ASIA-POL Shaw Bros. Bond rip-off starring Jimmy Wang Yu
Hong Kong's Shaw Bros. studio made a bunch of James Bond-style spy thrillers in the 1960s. I went into ASIA-POL (1967) hoping it would have more entertainment value than the other ones I've seen in this genre because it had the studio's then-ranking martial arts star, Jimmy Wang Yu (ONE-ARMED SWORDSMAN), in the lead role as a secret agent working out of Japan as a member of APSS (Asia Police Secret Service, a new one to me). I expected some good fight scenes at least. Well, not this time. The film's slight plot about gold smugglers working on a run from Bangkok to Macao to Japan never develops any excitement and the "action" scenes never take off, lacking any degree of imagination. There are two brief fistfights featuring Wang Yu, but none involve any martial arts whatsoever. There's a shootout amidst some picturesque ruins in Macao, but it's badly staged. There are rather sluggish chases, a lot of people following each other, lots of going in and out of hotel rooms, and two scenes where the hero and his sister get trapped in enclosed spaces with time bombs. Yet no suspense is ever generated.
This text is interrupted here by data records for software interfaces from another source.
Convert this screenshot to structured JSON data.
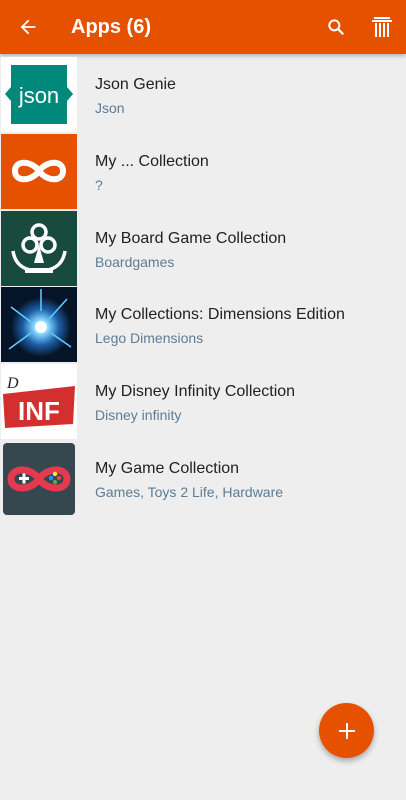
{
  "appbar": {
    "title": "Apps (6)",
    "back_icon": "arrow-left-icon",
    "search_icon": "search-icon",
    "delete_icon": "delete-icon"
  },
  "items": [
    {
      "title": "Json Genie",
      "subtitle": "Json",
      "icon": "json-icon",
      "thumb_text": "json"
    },
    {
      "title": "My ... Collection",
      "subtitle": "?",
      "icon": "infinity-icon"
    },
    {
      "title": "My Board Game Collection",
      "subtitle": "Boardgames",
      "icon": "board-game-icon"
    },
    {
      "title": "My Collections: Dimensions Edition",
      "subtitle": "Lego Dimensions",
      "icon": "portal-icon"
    },
    {
      "title": "My Disney Infinity Collection",
      "subtitle": "Disney infinity",
      "icon": "disney-infinity-logo",
      "thumb_text": "INF"
    },
    {
      "title": "My Game Collection",
      "subtitle": "Games, Toys 2 Life, Hardware",
      "icon": "gamepad-icon"
    }
  ],
  "fab": {
    "icon": "plus-icon"
  },
  "colors": {
    "primary": "#e65100",
    "subtitle": "#5b7c96",
    "background": "#eeeeee"
  }
}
The film tries to position Wang Yu as some kind of suave womanizer, yet he doesn't get very far in that direction either. When a sexpot working for the bad guys turns up in his hotel room wearing only a towel, he immediately kicks her out! Would James Bond have done that? Eventually maybe, but not right away. Poor Wang Yu doesn't even get to take his tie off. His only actual potential love interest is the Japanese secretary (Ruriko Asaoka) back at the Tokyo office, the counterpart of the Bond films' Miss Moneypenny. She turns up at his hotel room in Hong Kong too, but only to help him out of a jam.
There's a lot of location work in Hong Kong and Macao and one does get a nice view of what those places looked like, back alleys and tourist spots alike, in 1966, when the filming took place. Part of the film takes place in Japan, and some shooting was done there as well.
Interestingly, the film was a co-production with Japan's Nikkatsu Studio and features several Japanese cast members and behind-the-scenes personnel, including the director, who also directed THE LADY PROFESSIONAL (1971) for Shaw, also reviewed on this site. The lead villain, a character named George, is played by Jo Shishido, star of Nikkatsu's cult classic, A COLT IS MY PASSPORT (1967), and notorious for having cheek implants(!) to make him look more "handsome." All the speaking parts, though, are dubbed in Mandarin.
Following this film, I did see another secret agent film from Shaw made the same year, INTERPOL, and it marked quite an improvement over ASIA-POL and the other Shaw Bond rip-offs I've seen, ANGEL WITH THE IRON FISTS (1966) and THE ANGEL STRIKES BACK (1968). For one thing, INTERPOL's lead character, played by Tang Ching, is much less of a Boy Scout than Wang Yu and does a lot better with women. All three of these other films are also reviewed on this site.
3 of 5 people found this review helpful.
Was this review helpful to you?